Today I had the honour of meeting the Diamantina music expert Wander Conceição. Wander is a musician, researcher and co-author of a book La Mezza Notte - O Lugar Social do Músico Diamantinense e as Origens da Vesperata (La Mezza Notte - The Social Place of the Musicians from Diamantina and the Origins of the Vesperata).
Here is Wander performing Antônio Carlos Jobim’s ‘Águas de Março’ (‘Waters of March’ – or 「三月の雨」popularly known in Japan!). It is also wonderful to see here the Diamantina Youth Orchestra and conductor Reginaldo Cruz (who I am also working with for our performance next month).
Wander has also developed research on the life of João Gilberto (1931-2019), one of the most important figures in the development of Bossa Nova. João Gilberto lived in Diamantina from 1955 to 1957, and it was during this time that he concentrated on developing his own style, which was to become a pioneering part of the Bossa Nova movement. But before going into this topic, Wander took me through some historical background of how music had developed in Diamantina and its wider influence.
It was fascinating to learn about Wander’s research which explores the significant role Diamantina played in the development of music in Brazil, starting from the 18th Century. Wander explained that it was predominantly the needs of the church which stimulated the development of music in the state of Minas Gerais during the Baroque period. The composer Lobo de Mesquita (1746 – 1805) was a key figure in Diamantina during this period.
As seen in the colonial architecture around Diamantina (the town is a UNESCO World Heritage Site), music was also imported from Europe. Through listening to Wander’s explanations, I noted that the historical role of Baroque music in Diamantina is significant as it eventually disseminated to Rio de Janeiro in the 19th Century. There were lots of historical background to cover before getting to the 20th Century music, so we didn't get to Bossa Nova quite yet! Therefore Wander kindly offered to continue this conversation to another session next week.

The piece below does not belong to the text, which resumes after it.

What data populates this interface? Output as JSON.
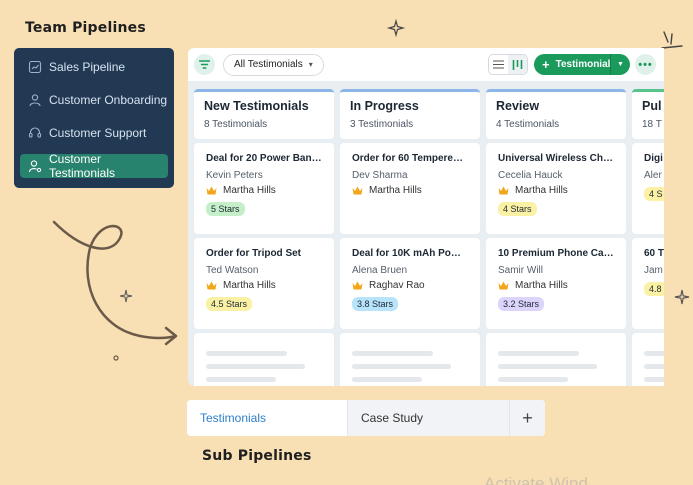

On that note, I'm going to listen again to this performance of Salve Regina by Lobo de Mesquita, from the Early Music Festival in Diamantina. Still lots of material by Lobo de Mesquita to be explored...